## Component data from apps and pages
**********

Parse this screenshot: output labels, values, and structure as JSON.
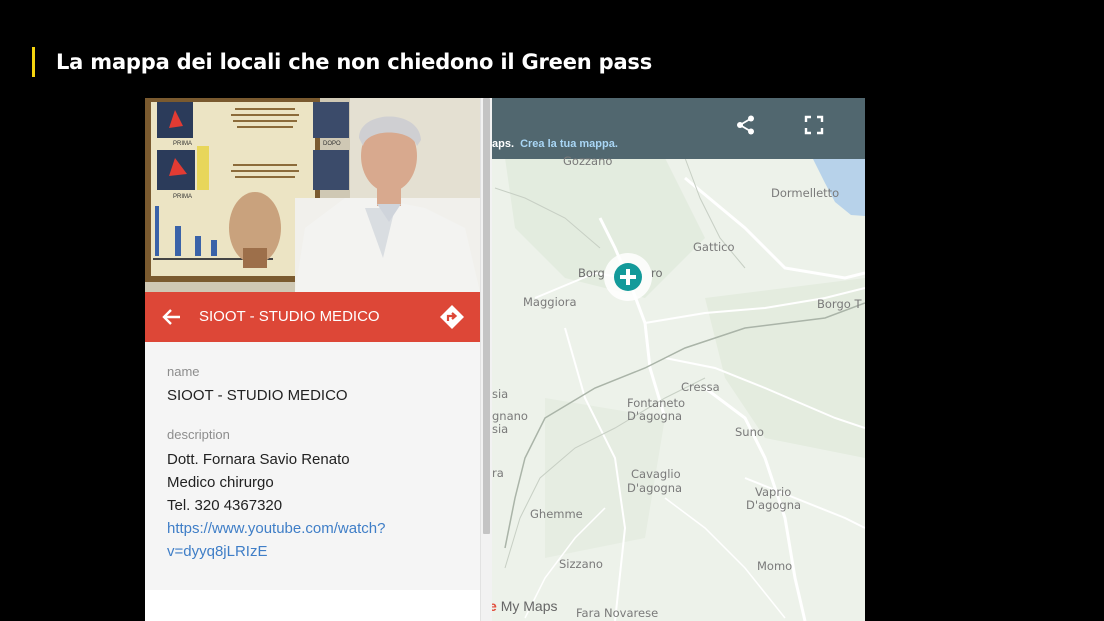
{
  "page": {
    "title": "La mappa dei locali che non chiedono il Green pass"
  },
  "map": {
    "links_text": "aps.",
    "create_link": "Crea la tua mappa.",
    "brand_fragment": "e",
    "brand_text": "My Maps",
    "share_icon": "share-icon",
    "fullscreen_icon": "fullscreen-icon",
    "marker_icon": "medical-cross-icon",
    "places": {
      "gozzano": "Gozzano",
      "dormelletto": "Dormelletto",
      "gattico": "Gattico",
      "borgo_left": "Borg",
      "borgo_right": "ro",
      "maggiora": "Maggiora",
      "borgo_t": "Borgo T",
      "cressa": "Cressa",
      "fontaneto_1": "Fontaneto",
      "fontaneto_2": "D'agogna",
      "suno": "Suno",
      "sia": "sia",
      "gnano": "gnano",
      "sia2": "sia",
      "ra": "ra",
      "cavaglio_1": "Cavaglio",
      "cavaglio_2": "D'agogna",
      "vaprio_1": "Vaprio",
      "vaprio_2": "D'agogna",
      "ghemme": "Ghemme",
      "sizzano": "Sizzano",
      "momo": "Momo",
      "fara": "Fara Novarese"
    },
    "colors": {
      "topbar": "#51676f",
      "marker": "#139a9a"
    }
  },
  "panel": {
    "header_title": "SIOOT - STUDIO MEDICO",
    "header_color": "#dd4737",
    "back_icon": "arrow-left-icon",
    "directions_icon": "directions-icon",
    "name_label": "name",
    "name_value": "SIOOT - STUDIO MEDICO",
    "description_label": "description",
    "description_lines": [
      "Dott. Fornara Savio Renato",
      "Medico chirurgo",
      "Tel. 320 4367320"
    ],
    "link_line1": "https://www.youtube.com/watch?",
    "link_line2": "v=dyyq8jLRIzE",
    "poster": {
      "prima": "PRIMA",
      "dopo": "DOPO"
    }
  }
}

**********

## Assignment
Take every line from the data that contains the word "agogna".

## Result
      "fontaneto_2": "D'agogna",
      "cavaglio_2": "D'agogna",
      "vaprio_2": "D'agogna",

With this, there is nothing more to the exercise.